Extracted data: Begin

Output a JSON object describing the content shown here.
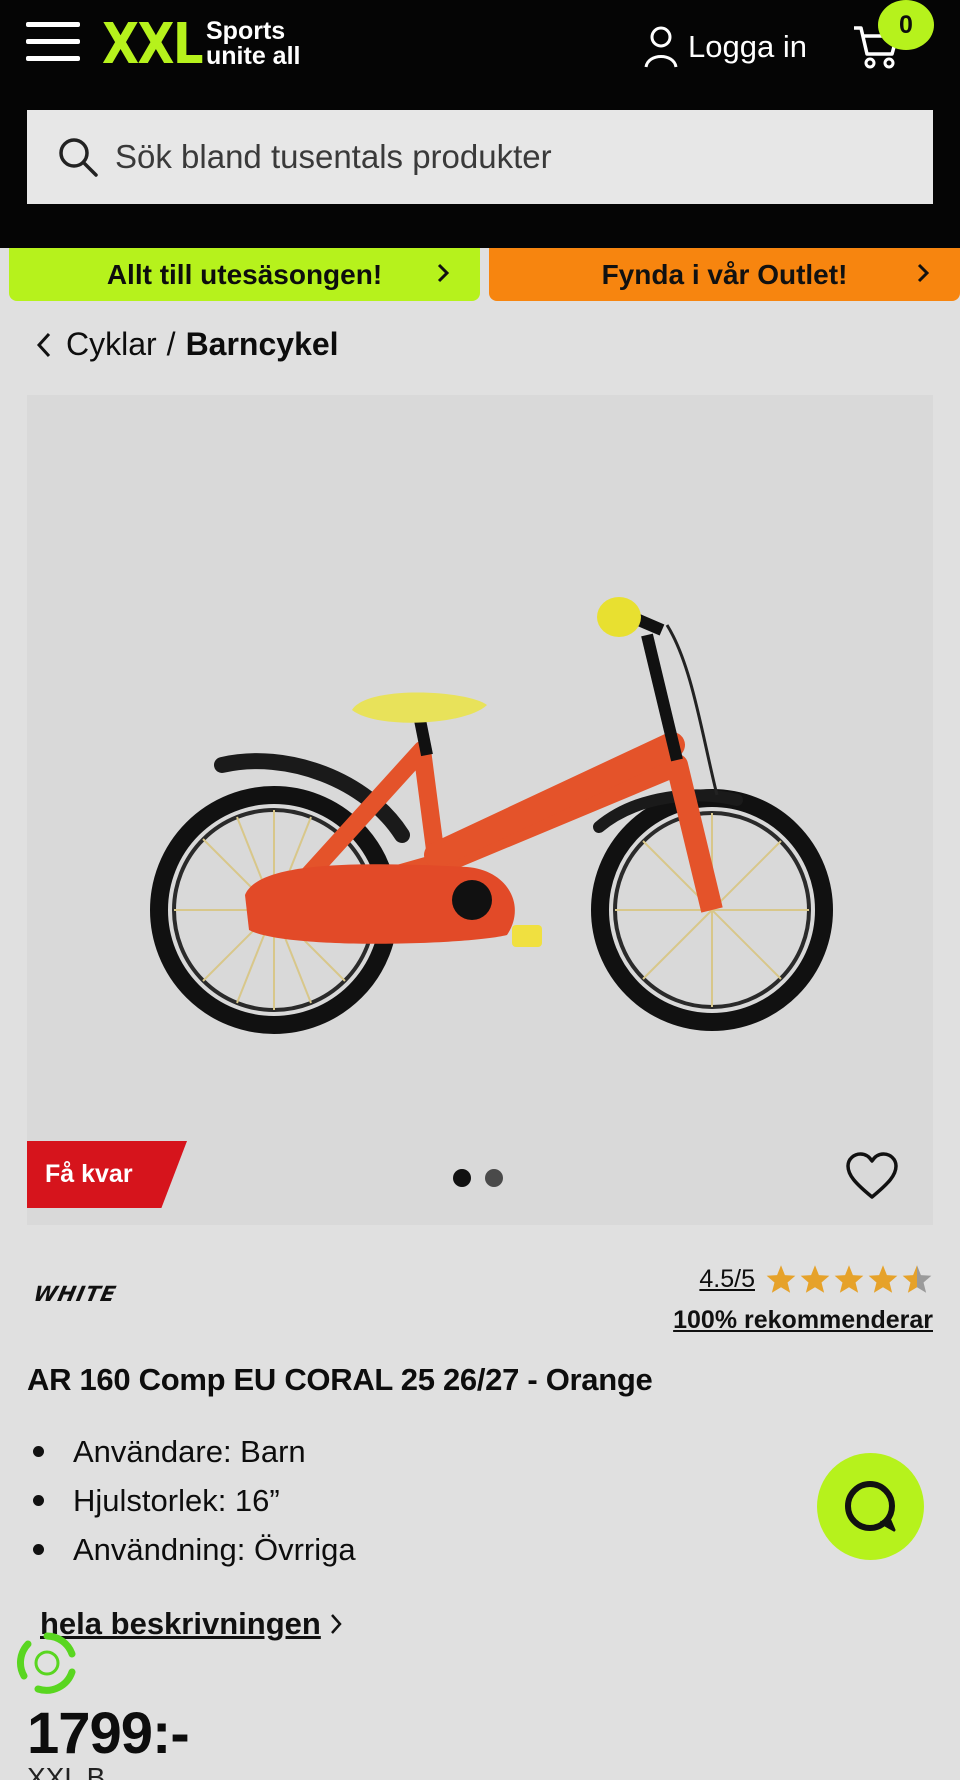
{
  "header": {
    "logo_text": "XXL",
    "logo_tagline_1": "Sports",
    "logo_tagline_2": "unite all",
    "login_label": "Logga in",
    "cart_count": "0",
    "search_placeholder": "Sök bland tusentals produkter",
    "colors": {
      "background": "#050505",
      "accent": "#b6f21c"
    }
  },
  "banners": [
    {
      "label": "Allt till utesäsongen!",
      "color": "#b6f21c"
    },
    {
      "label": "Fynda i vår Outlet!",
      "color": "#f7850f"
    }
  ],
  "breadcrumb": {
    "parent": "Cyklar",
    "separator": "/",
    "current": "Barncykel"
  },
  "gallery": {
    "badge": "Få kvar",
    "badge_color": "#d6141c",
    "image_count": 2,
    "active_index": 0
  },
  "product": {
    "brand": "WHITE",
    "rating": "4.5/5",
    "rating_value": 4.5,
    "rating_max": 5,
    "recommend": "100% rekommenderar",
    "title": "AR 160 Comp EU CORAL 25 26/27 - Orange",
    "specs": [
      "Användare: Barn",
      "Hjulstorlek: 16”",
      "Användning: Övrriga"
    ],
    "description_link": "hela beskrivningen",
    "price": "1799:-",
    "under_price_partial": "XXL B"
  },
  "icons": [
    "menu-icon",
    "user-icon",
    "cart-icon",
    "search-icon",
    "chevron-right-icon",
    "chevron-left-icon",
    "heart-icon",
    "star-icon",
    "chat-icon",
    "recycle-icon"
  ]
}
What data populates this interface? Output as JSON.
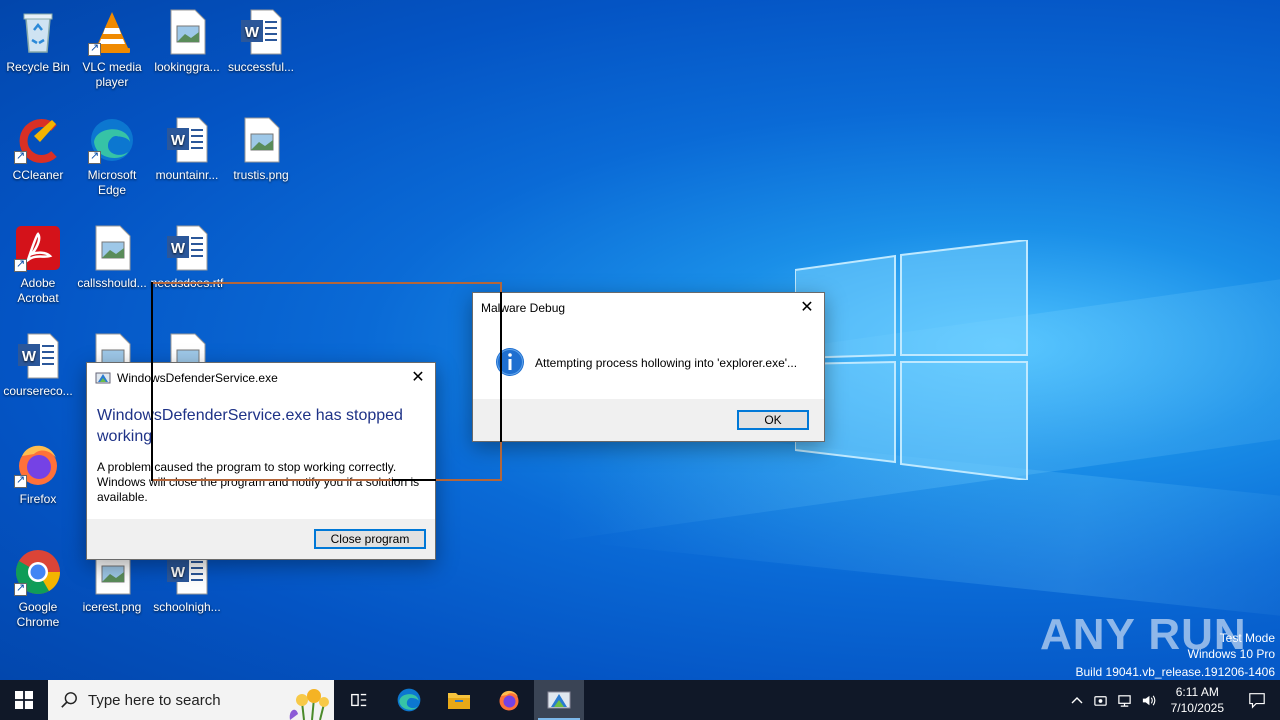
{
  "desktop": {
    "icons": [
      {
        "label": "Recycle Bin",
        "icon": "recycle-bin-icon"
      },
      {
        "label": "VLC media player",
        "icon": "vlc-icon"
      },
      {
        "label": "lookinggra...",
        "icon": "image-file-icon"
      },
      {
        "label": "successful...",
        "icon": "word-doc-icon"
      },
      {
        "label": "CCleaner",
        "icon": "ccleaner-icon"
      },
      {
        "label": "Microsoft Edge",
        "icon": "edge-icon"
      },
      {
        "label": "mountainr...",
        "icon": "word-doc-icon"
      },
      {
        "label": "trustis.png",
        "icon": "image-file-icon"
      },
      {
        "label": "Adobe Acrobat",
        "icon": "acrobat-icon"
      },
      {
        "label": "callsshould...",
        "icon": "image-file-icon"
      },
      {
        "label": "needsdoes.rtf",
        "icon": "word-doc-icon"
      },
      {
        "label": "coursereco...",
        "icon": "word-doc-icon"
      },
      {
        "label": "Firefox",
        "icon": "firefox-icon"
      },
      {
        "label": "Google Chrome",
        "icon": "chrome-icon"
      },
      {
        "label": "icerest.png",
        "icon": "image-file-icon"
      },
      {
        "label": "schoolnigh...",
        "icon": "word-doc-icon"
      }
    ]
  },
  "crash_dialog": {
    "title": "WindowsDefenderService.exe",
    "heading": "WindowsDefenderService.exe has stopped working",
    "message": "A problem caused the program to stop working correctly. Windows will close the program and notify you if a solution is available.",
    "button": "Close program"
  },
  "malware_dialog": {
    "title": "Malware Debug",
    "message": "Attempting process hollowing into 'explorer.exe'...",
    "button": "OK"
  },
  "watermark": {
    "line1": "Test Mode",
    "line2": "Windows 10 Pro",
    "line3": "Build 19041.vb_release.191206-1406",
    "brand": "ANY RUN"
  },
  "taskbar": {
    "search_placeholder": "Type here to search",
    "time": "6:11 AM",
    "date": "7/10/2025"
  },
  "colors": {
    "accent": "#0078d7",
    "heading_blue": "#1e3287",
    "taskbar": "#101828"
  }
}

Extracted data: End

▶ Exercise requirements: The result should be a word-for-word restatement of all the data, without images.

▶ Answer to the exercise:
Output a JSON object describing the content shown here.
{
  "header": {
    "logo_text": "XXL",
    "logo_tagline_1": "Sports",
    "logo_tagline_2": "unite all",
    "login_label": "Logga in",
    "cart_count": "0",
    "search_placeholder": "Sök bland tusentals produkter",
    "colors": {
      "background": "#050505",
      "accent": "#b6f21c"
    }
  },
  "banners": [
    {
      "label": "Allt till utesäsongen!",
      "color": "#b6f21c"
    },
    {
      "label": "Fynda i vår Outlet!",
      "color": "#f7850f"
    }
  ],
  "breadcrumb": {
    "parent": "Cyklar",
    "separator": "/",
    "current": "Barncykel"
  },
  "gallery": {
    "badge": "Få kvar",
    "badge_color": "#d6141c",
    "image_count": 2,
    "active_index": 0
  },
  "product": {
    "brand": "WHITE",
    "rating": "4.5/5",
    "rating_value": 4.5,
    "rating_max": 5,
    "recommend": "100% rekommenderar",
    "title": "AR 160 Comp EU CORAL 25 26/27 - Orange",
    "specs": [
      "Användare: Barn",
      "Hjulstorlek: 16”",
      "Användning: Övrriga"
    ],
    "description_link": "hela beskrivningen",
    "price": "1799:-",
    "under_price_partial": "XXL B"
  },
  "icons": [
    "menu-icon",
    "user-icon",
    "cart-icon",
    "search-icon",
    "chevron-right-icon",
    "chevron-left-icon",
    "heart-icon",
    "star-icon",
    "chat-icon",
    "recycle-icon"
  ]
}
What data populates this interface? Output as JSON.
{
  "desktop": {
    "icons": [
      {
        "label": "Recycle Bin",
        "icon": "recycle-bin-icon"
      },
      {
        "label": "VLC media player",
        "icon": "vlc-icon"
      },
      {
        "label": "lookinggra...",
        "icon": "image-file-icon"
      },
      {
        "label": "successful...",
        "icon": "word-doc-icon"
      },
      {
        "label": "CCleaner",
        "icon": "ccleaner-icon"
      },
      {
        "label": "Microsoft Edge",
        "icon": "edge-icon"
      },
      {
        "label": "mountainr...",
        "icon": "word-doc-icon"
      },
      {
        "label": "trustis.png",
        "icon": "image-file-icon"
      },
      {
        "label": "Adobe Acrobat",
        "icon": "acrobat-icon"
      },
      {
        "label": "callsshould...",
        "icon": "image-file-icon"
      },
      {
        "label": "needsdoes.rtf",
        "icon": "word-doc-icon"
      },
      {
        "label": "coursereco...",
        "icon": "word-doc-icon"
      },
      {
        "label": "Firefox",
        "icon": "firefox-icon"
      },
      {
        "label": "Google Chrome",
        "icon": "chrome-icon"
      },
      {
        "label": "icerest.png",
        "icon": "image-file-icon"
      },
      {
        "label": "schoolnigh...",
        "icon": "word-doc-icon"
      }
    ]
  },
  "crash_dialog": {
    "title": "WindowsDefenderService.exe",
    "heading": "WindowsDefenderService.exe has stopped working",
    "message": "A problem caused the program to stop working correctly. Windows will close the program and notify you if a solution is available.",
    "button": "Close program"
  },
  "malware_dialog": {
    "title": "Malware Debug",
    "message": "Attempting process hollowing into 'explorer.exe'...",
    "button": "OK"
  },
  "watermark": {
    "line1": "Test Mode",
    "line2": "Windows 10 Pro",
    "line3": "Build 19041.vb_release.191206-1406",
    "brand": "ANY RUN"
  },
  "taskbar": {
    "search_placeholder": "Type here to search",
    "time": "6:11 AM",
    "date": "7/10/2025"
  },
  "colors": {
    "accent": "#0078d7",
    "heading_blue": "#1e3287",
    "taskbar": "#101828"
  }
}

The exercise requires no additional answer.